Subsequent Punishment

(518) KELLEY v. JOHNSON


425 US 238 (1976)
Justice Rehnquist

POINT OF THE CASE:


Even if the 14th amendment protected a liberty interest in personal appearance, it is outweighed
under the rationality standard by the public interest in maintaining police officers readily recognizable to
the public by providing uniform standards of appearance.

FACTS:
The grooming standards of New York’s Suffolk County Police Department established for its
officers a specific style and length of hair, regulated sideburns and mustaches, banned beards and
goatees, but allowed wigs for cosmetic reasons.
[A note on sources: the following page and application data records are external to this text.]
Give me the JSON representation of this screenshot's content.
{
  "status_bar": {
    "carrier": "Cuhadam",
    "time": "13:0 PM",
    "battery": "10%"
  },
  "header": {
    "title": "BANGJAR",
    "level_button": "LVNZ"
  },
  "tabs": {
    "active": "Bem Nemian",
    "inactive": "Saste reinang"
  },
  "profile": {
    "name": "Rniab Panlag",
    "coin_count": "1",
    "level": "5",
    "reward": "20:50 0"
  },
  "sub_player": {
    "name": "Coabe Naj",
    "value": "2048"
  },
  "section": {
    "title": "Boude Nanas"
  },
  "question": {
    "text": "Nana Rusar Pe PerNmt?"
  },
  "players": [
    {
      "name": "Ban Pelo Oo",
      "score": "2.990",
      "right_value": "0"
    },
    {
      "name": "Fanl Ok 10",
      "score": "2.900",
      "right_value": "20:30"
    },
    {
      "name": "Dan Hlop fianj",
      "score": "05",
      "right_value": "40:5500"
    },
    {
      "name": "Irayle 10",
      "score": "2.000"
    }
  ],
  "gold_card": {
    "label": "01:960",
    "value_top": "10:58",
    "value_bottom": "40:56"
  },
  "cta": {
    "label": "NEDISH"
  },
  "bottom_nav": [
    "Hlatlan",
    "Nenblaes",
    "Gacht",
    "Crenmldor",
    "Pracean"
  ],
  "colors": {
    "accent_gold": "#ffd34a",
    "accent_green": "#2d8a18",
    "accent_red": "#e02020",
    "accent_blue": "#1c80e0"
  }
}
The debated policy stated: “Hair will not touch the ears or
the collar except closely cut hair on the back of the neck.” The police department contended that
uniformity of appearance contributed to officer safety and advanced the department’s esprit de corps.
However, the respondent policeman claimed that the police department’s guidelines violated his right of
free expression under the First Amendment and his liberty interests under the Fourteenth Amendment.

ISSUE: WON the regulation is arbitrary and violative of the respondent’s freedom of expression.

RULING:
No. The US Supreme Court majority noted that state and federal employers could impose
considerable restrictions on their employees that could not be imposed on citizens outside that
employment context. The Court concluded that the respondent failed to show the regulation was so
irrational that it was arbitrary and unconstitutional.
Even if the 14th amendment protected a liberty interest in personal appearance, it is outweighed
under the rationality standard by the public interest in maintaining police officers readily recognizable to
the public by providing uniform standards of appearance. Although a like regulation of the general public
might be too intrusive, Kelley was not a “member of the citizenry at large.”